Mudcat Café message #3898261 The Mudcat Café TM
Thread #162666   Message #3898261
Posted By: Jim Carroll
09-Jan-18 - 04:58 AM
Thread Name: New Book: Folk Song in England
Subject: RE: New Book: Folk Song in England
"But Jim is especially concerned with origins. "
No I am not - stop misrepresenting me Richard
I am not "concerned" with origins - I go along with all the researchers up to now who had litle doubt that the bulk of the folk songs originated with the people who sang them - they never questioned that idea, neither do I
Some of these people, Child, Sharp, Motherwell, Burns (who was a very underrated collector) went out to the people to get the songs from the 'horses mouth' - none of them ever suggested that they had ever originated from printed texts, though some acknowledged that they ended up in print.
I've asked that people say whether or not they believe country people were capable of having made the folk songs - so far no takers
Until there are I will assume that people here believe they were
The problem with this discussion so far is that it has centered around songs as printed texts just that.
I see no attempt by either of the Steves to examine why the songs were sung or why they might have been made - they have treated them as printed products made for sale.
We have discussed 'Maid of Australia' as a printed text - what is is in reality?
It is a sexual boast of the type that could and still can be heard in virtually every working class pub throughout Britain - a man boasting about he once got is leg over - as simple as that.
There is no reason whatever to believe that a 'simple' countryman couldn't have made that song   
Banks of Sweet Primroses the same - a young man going out, buzzing with testosterone, tries to hook up with a previous girlfriend and gets the brush off because he has given her the elbow in the past - how humanly commonplace is that?
Steve describes the sunshiny day' as a broadside commonplace.
It is a common vernacular way of dealing with rejection - "plenty more fish in the sea" - plenty more where she came from"...
Again, how humanly commonplace than that?
From Mary Delaney's 'I've buried Three Husband Already, which, as 'Primroses', is about sexual relationships

"Wherever there's a goose, here's a gander
Wherever there's a will there's a way
But the sun will be shining tomorrow
And we'll call it another fine day"

This is not a printing commonplace, it's a common human attitude to life
Once you divorce these songs from the what the singers felt about them and treat them as cold print, you could prove they were all written by anyone you care to name if you had a mind to
Both the Steves have done that - they have treated them as cold, printed texts
Steve Roud chose not to include texts - I have little doubt that Steve Gardham will continue to attempt to prove his theory that they all originated as literary pieces by putting them up as texts without attempting to discuss how they might have been made by the people who sang them.
Over the time I was singing I accumulated a repertoire of over three hundred songs
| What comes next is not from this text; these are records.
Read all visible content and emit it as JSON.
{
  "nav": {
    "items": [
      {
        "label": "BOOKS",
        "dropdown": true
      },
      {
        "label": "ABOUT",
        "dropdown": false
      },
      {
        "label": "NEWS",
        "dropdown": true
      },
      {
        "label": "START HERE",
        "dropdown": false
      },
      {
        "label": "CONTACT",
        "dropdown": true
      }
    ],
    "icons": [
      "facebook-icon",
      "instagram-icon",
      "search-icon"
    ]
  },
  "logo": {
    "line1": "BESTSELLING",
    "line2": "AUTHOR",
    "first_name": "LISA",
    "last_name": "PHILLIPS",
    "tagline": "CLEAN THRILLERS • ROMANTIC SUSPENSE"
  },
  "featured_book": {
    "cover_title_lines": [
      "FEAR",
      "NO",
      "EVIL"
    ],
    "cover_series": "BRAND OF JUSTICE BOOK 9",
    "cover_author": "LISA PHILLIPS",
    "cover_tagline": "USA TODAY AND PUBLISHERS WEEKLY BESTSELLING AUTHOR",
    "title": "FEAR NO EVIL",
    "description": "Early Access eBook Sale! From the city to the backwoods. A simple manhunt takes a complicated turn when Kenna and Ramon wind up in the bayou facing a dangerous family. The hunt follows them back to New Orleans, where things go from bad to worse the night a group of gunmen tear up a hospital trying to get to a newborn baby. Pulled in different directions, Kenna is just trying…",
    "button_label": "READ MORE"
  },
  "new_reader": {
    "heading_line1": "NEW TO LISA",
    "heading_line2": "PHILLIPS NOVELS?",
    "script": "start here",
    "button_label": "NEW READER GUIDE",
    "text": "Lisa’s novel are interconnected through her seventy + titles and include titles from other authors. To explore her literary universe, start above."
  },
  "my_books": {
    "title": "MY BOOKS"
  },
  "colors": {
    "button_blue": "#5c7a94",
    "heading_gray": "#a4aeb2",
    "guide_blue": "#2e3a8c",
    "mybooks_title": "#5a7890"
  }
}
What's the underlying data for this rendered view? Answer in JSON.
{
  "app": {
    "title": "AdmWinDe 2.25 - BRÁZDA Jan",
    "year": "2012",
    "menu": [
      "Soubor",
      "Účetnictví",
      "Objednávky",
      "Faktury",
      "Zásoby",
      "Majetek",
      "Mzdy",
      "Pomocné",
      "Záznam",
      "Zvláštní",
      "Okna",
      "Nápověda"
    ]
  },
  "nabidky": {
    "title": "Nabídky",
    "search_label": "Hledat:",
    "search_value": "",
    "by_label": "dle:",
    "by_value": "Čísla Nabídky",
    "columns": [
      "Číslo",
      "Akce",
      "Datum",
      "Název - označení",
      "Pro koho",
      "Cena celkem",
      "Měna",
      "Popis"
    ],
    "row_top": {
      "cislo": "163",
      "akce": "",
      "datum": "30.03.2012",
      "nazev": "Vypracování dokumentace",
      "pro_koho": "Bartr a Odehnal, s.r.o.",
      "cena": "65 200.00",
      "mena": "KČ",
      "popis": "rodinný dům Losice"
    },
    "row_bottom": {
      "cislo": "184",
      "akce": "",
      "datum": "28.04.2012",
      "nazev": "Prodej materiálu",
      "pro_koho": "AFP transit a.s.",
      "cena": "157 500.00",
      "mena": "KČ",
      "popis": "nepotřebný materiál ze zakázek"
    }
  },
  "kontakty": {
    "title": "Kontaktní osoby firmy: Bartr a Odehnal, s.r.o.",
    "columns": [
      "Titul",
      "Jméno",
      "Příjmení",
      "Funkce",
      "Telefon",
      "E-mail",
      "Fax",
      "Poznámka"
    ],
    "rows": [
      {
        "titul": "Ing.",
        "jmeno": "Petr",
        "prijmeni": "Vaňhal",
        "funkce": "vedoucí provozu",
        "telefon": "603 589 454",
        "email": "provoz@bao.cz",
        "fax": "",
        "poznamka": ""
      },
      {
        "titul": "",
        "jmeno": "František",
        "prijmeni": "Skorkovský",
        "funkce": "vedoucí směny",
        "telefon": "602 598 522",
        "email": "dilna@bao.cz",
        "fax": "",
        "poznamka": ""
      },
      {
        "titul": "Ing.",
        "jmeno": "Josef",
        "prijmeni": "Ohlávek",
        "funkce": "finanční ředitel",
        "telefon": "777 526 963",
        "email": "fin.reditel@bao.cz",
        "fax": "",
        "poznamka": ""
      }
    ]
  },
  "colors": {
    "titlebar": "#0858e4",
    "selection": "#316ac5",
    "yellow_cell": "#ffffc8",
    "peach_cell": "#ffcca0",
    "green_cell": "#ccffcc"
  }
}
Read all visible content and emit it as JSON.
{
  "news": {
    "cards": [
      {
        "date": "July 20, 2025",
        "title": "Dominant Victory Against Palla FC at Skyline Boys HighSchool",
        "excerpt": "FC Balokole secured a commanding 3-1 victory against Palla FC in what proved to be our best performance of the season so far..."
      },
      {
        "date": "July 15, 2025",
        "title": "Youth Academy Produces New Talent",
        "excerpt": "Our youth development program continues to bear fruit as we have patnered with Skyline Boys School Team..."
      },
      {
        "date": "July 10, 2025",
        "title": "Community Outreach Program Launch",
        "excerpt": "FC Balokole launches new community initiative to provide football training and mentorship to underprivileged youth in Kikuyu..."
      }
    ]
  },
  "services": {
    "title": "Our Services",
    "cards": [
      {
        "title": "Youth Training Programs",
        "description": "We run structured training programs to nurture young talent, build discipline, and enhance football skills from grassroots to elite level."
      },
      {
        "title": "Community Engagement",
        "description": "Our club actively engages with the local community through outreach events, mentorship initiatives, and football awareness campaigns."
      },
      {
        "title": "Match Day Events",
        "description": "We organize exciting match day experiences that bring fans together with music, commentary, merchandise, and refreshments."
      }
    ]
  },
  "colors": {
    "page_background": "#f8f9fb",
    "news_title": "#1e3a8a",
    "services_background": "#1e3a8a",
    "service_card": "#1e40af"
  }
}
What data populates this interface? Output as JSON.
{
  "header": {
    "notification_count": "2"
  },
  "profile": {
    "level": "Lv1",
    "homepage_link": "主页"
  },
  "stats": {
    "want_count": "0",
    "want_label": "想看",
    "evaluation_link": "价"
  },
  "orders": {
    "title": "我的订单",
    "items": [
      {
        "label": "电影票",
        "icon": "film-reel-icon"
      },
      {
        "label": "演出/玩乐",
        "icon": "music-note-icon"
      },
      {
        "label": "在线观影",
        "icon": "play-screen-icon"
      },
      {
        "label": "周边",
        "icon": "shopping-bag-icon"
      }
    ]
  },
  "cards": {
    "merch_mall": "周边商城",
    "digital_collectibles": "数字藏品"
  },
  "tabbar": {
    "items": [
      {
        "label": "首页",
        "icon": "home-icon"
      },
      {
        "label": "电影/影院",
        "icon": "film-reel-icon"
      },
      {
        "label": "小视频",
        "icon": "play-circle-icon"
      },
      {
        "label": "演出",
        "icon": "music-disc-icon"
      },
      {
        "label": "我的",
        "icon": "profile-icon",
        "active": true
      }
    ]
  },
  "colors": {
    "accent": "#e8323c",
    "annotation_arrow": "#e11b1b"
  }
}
I stopped singing them a couple of decades ago in order to come to terms with the information we had recorded from traditional singers
Over the last year or so I have started to sing again and I find that, after a couple of scans through old texts, the songs spring to life again - not as memorised printed words but as what they actually are - stories that happen to have tunes attached to them
Each song I have revised in this way is now firmly set in my memory because of my emotional attachment to them - not because they were good poetry or even good stories, but because I can relate them to myself as a human being
We noticed with Walter Pardon, Mary Delaney and others, how emotionally involved they got with their songs
Mary regularly broke down when she sang her "heavy" songs - not because she couldn't handle them technically but because she became overcome with their emotional content
This was especially apparent with her 'Buried in Kilkenny' (Lord Randal) but it also happened with her humorous songs - it took us numerous goes before we got full versions of 'Kilkenny Louse House' and 'Well Done Donnelly' (The Tinker) that weren't interrupted by her bursting out laughing.
Her songs had become a part of her life - I don't believe desk-bound broadside hacks were capable of creating such high art - their working conditions would never allowed them to have done so anyway.
You can only begin to understand these songs when you take them from being cold text and add the human element to them
The Steves have done exactly the opposite - they have ignored the reason for their existence and continuance and have centered their attention to the printed word
There was no effort made in Roud's 'Folksong in England' to include what little we have of singers talking about what the songs meant to them socially or even personally - there is enough from Sam Larner, Harry Cox and Walter Pardon alone to fill a whole chapter - all freely available for the asking.
Treat these songs simply as texts, divorcing them from the singers intentions, and you debase them.
For me, it is what makes Bert Lloyd's 'Folk Song in England' a vastly superior book, for all its faults.
Roud has dealt largely with the nuts and bolts of the tradition while Lloyd treated it as an expression of humanity rather than a literary phenomenon.
Roud had bundled the unique folk songs in with commercially produced pop songs, stage songs, middle-class Tavern Songs, classically based glees..... and in doing so, for me, he has failed to capture their uniqueness.
Lloyd, on the other hand, made a point of just that with his magnificent statement in the last chapter - one more time   
"If 'Little Boxes' and 'The Red Flag' are folk songs. we need a new term to describe 'The Outlandish Knight'. Searching for Lambs' and 'The Coal-owner and the Pitman's Wife'.
In my opinion, anybody who fails to spot or ignores that uniqueness has no claim to knowing what folk song is about
Jim Carroll